Assignment -> Copy out each line of the listing below in which the string "aaca" occurs.

------

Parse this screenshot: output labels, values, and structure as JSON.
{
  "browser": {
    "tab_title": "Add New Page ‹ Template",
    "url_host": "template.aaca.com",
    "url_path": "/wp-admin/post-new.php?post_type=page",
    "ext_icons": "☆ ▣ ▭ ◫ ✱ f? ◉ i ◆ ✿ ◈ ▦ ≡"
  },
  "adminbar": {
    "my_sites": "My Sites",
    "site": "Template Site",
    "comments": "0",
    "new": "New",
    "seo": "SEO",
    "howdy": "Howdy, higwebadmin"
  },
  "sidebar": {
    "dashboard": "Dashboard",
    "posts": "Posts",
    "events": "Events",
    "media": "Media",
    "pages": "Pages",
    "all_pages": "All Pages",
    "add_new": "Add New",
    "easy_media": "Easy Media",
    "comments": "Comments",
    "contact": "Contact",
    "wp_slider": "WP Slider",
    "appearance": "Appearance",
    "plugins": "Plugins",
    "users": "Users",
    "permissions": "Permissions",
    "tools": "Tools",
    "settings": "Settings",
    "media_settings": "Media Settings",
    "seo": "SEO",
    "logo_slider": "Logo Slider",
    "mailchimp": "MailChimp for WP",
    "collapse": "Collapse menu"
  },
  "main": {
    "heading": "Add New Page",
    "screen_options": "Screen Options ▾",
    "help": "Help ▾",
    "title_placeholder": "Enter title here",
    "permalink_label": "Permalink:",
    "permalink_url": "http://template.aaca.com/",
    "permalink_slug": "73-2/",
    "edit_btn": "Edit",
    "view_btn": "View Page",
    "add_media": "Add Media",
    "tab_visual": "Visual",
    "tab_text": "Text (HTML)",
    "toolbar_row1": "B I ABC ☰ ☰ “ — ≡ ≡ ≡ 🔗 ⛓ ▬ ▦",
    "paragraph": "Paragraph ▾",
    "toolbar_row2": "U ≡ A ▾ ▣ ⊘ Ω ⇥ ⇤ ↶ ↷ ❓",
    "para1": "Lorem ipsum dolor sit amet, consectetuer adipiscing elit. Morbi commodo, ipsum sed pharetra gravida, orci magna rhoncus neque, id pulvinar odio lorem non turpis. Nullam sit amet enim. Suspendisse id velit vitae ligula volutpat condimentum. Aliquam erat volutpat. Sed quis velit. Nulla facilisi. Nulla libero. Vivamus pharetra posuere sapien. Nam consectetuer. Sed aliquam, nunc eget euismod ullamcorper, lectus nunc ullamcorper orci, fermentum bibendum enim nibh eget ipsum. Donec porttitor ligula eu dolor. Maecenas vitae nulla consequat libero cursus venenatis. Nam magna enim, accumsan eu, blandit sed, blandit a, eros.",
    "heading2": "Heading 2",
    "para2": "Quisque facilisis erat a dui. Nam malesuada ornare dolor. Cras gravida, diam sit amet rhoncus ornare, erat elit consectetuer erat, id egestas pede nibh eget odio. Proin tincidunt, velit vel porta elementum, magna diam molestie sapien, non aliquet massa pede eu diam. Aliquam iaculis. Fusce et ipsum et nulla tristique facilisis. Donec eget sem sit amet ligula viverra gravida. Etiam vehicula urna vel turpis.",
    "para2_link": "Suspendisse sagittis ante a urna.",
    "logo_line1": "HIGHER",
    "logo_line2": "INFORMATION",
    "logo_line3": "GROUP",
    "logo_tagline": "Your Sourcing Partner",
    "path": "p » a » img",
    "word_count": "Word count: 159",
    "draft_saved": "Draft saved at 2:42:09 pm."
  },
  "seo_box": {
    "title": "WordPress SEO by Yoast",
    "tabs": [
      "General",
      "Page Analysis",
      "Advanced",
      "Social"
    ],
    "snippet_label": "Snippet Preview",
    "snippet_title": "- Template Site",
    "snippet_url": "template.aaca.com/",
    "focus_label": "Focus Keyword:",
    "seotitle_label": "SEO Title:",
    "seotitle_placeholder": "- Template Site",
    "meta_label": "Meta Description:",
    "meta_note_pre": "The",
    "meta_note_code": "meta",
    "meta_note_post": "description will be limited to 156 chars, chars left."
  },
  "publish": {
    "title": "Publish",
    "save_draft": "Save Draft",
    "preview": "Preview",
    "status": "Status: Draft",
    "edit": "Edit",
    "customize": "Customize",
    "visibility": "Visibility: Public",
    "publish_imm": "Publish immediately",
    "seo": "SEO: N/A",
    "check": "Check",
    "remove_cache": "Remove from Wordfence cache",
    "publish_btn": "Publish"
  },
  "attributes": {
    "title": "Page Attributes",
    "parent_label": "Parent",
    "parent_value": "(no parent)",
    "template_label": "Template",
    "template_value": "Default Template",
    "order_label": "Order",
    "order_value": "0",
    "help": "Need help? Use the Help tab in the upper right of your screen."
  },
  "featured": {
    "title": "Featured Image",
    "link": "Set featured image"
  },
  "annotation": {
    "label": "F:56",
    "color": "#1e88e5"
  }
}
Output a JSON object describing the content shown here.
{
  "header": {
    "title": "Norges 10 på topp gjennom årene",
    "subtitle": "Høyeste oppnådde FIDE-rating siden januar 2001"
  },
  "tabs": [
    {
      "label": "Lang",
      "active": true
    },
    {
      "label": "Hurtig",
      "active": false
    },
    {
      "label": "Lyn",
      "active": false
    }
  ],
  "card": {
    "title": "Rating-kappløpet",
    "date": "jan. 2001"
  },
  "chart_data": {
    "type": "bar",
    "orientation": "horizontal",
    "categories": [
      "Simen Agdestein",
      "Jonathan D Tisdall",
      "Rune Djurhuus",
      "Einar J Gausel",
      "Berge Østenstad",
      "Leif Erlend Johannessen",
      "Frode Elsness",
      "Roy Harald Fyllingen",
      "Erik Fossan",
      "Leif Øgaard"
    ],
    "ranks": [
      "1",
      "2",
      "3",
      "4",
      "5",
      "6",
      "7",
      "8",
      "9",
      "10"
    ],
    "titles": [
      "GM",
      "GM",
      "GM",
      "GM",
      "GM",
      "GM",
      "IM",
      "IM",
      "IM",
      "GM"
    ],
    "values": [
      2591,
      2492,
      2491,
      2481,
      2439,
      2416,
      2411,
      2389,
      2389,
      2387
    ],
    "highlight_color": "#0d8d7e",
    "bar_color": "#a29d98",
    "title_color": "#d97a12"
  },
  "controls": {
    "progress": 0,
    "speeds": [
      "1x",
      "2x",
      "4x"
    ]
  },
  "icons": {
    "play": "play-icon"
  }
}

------

Reply ->
    "url_host": "template.aaca.com",
    "permalink_url": "http://template.aaca.com/",
    "snippet_url": "template.aaca.com/",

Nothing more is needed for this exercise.